Data shown —
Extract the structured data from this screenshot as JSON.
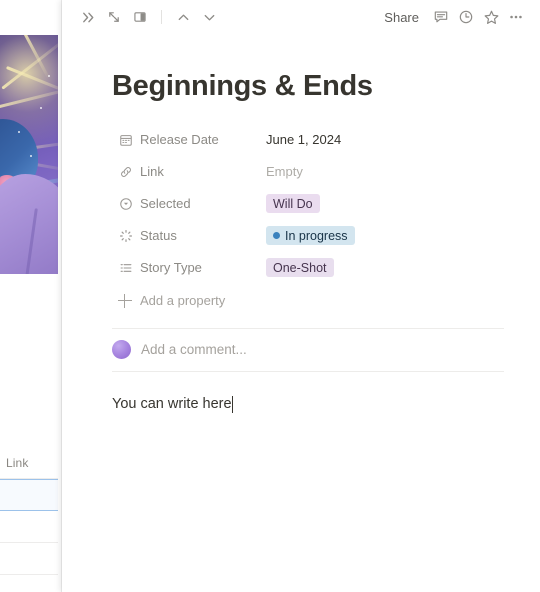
{
  "background": {
    "cover_image_alt": "anime-character-artwork",
    "table": {
      "column_header": "Link",
      "rows": [
        "",
        "",
        ""
      ]
    }
  },
  "toolbar": {
    "left_actions": [
      {
        "name": "expand-sidebar-icon",
        "label": "≫"
      },
      {
        "name": "open-full-page-icon",
        "label": "open full page"
      },
      {
        "name": "side-peek-icon",
        "label": "side peek"
      }
    ],
    "nav": {
      "up_label": "previous page",
      "down_label": "next page"
    },
    "share_label": "Share",
    "right_actions": [
      {
        "name": "comment-icon",
        "label": "Comments"
      },
      {
        "name": "history-icon",
        "label": "Updates"
      },
      {
        "name": "favorite-star-icon",
        "label": "Favorite"
      },
      {
        "name": "more-options-icon",
        "label": "More"
      }
    ]
  },
  "page": {
    "title": "Beginnings & Ends",
    "body_text": "You can write here"
  },
  "properties": [
    {
      "icon": "calendar-icon",
      "label": "Release Date",
      "value": "June 1, 2024",
      "type": "date",
      "empty": false
    },
    {
      "icon": "link-icon",
      "label": "Link",
      "value": "Empty",
      "type": "url",
      "empty": true
    },
    {
      "icon": "select-circle-icon",
      "label": "Selected",
      "value": "Will Do",
      "type": "select",
      "empty": false,
      "pill_bg": "#eadcef",
      "pill_fg": "#46344e"
    },
    {
      "icon": "status-spinner-icon",
      "label": "Status",
      "value": "In progress",
      "type": "status",
      "empty": false,
      "pill_bg": "#d3e5ef",
      "pill_fg": "#183347",
      "dot_color": "#3b82bd"
    },
    {
      "icon": "multi-select-list-icon",
      "label": "Story Type",
      "value": "One-Shot",
      "type": "multi_select",
      "empty": false,
      "pill_bg": "#e8deee",
      "pill_fg": "#46344e"
    }
  ],
  "add_property_label": "Add a property",
  "comment": {
    "placeholder": "Add a comment...",
    "avatar_alt": "user-avatar"
  },
  "colors": {
    "text_primary": "#37352f",
    "text_muted": "#8c8a85",
    "text_placeholder": "#a5a29d",
    "divider": "#edecea",
    "row_selected_bg": "#f7fafe",
    "row_selected_border": "#9cc2ea"
  }
}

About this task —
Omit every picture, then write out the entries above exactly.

Solved exercise —
Extract the structured data from this screenshot as JSON.
{
  "background": {
    "cover_image_alt": "anime-character-artwork",
    "table": {
      "column_header": "Link",
      "rows": [
        "",
        "",
        ""
      ]
    }
  },
  "toolbar": {
    "left_actions": [
      {
        "name": "expand-sidebar-icon",
        "label": "≫"
      },
      {
        "name": "open-full-page-icon",
        "label": "open full page"
      },
      {
        "name": "side-peek-icon",
        "label": "side peek"
      }
    ],
    "nav": {
      "up_label": "previous page",
      "down_label": "next page"
    },
    "share_label": "Share",
    "right_actions": [
      {
        "name": "comment-icon",
        "label": "Comments"
      },
      {
        "name": "history-icon",
        "label": "Updates"
      },
      {
        "name": "favorite-star-icon",
        "label": "Favorite"
      },
      {
        "name": "more-options-icon",
        "label": "More"
      }
    ]
  },
  "page": {
    "title": "Beginnings & Ends",
    "body_text": "You can write here"
  },
  "properties": [
    {
      "icon": "calendar-icon",
      "label": "Release Date",
      "value": "June 1, 2024",
      "type": "date",
      "empty": false
    },
    {
      "icon": "link-icon",
      "label": "Link",
      "value": "Empty",
      "type": "url",
      "empty": true
    },
    {
      "icon": "select-circle-icon",
      "label": "Selected",
      "value": "Will Do",
      "type": "select",
      "empty": false,
      "pill_bg": "#eadcef",
      "pill_fg": "#46344e"
    },
    {
      "icon": "status-spinner-icon",
      "label": "Status",
      "value": "In progress",
      "type": "status",
      "empty": false,
      "pill_bg": "#d3e5ef",
      "pill_fg": "#183347",
      "dot_color": "#3b82bd"
    },
    {
      "icon": "multi-select-list-icon",
      "label": "Story Type",
      "value": "One-Shot",
      "type": "multi_select",
      "empty": false,
      "pill_bg": "#e8deee",
      "pill_fg": "#46344e"
    }
  ],
  "add_property_label": "Add a property",
  "comment": {
    "placeholder": "Add a comment...",
    "avatar_alt": "user-avatar"
  },
  "colors": {
    "text_primary": "#37352f",
    "text_muted": "#8c8a85",
    "text_placeholder": "#a5a29d",
    "divider": "#edecea",
    "row_selected_bg": "#f7fafe",
    "row_selected_border": "#9cc2ea"
  }
}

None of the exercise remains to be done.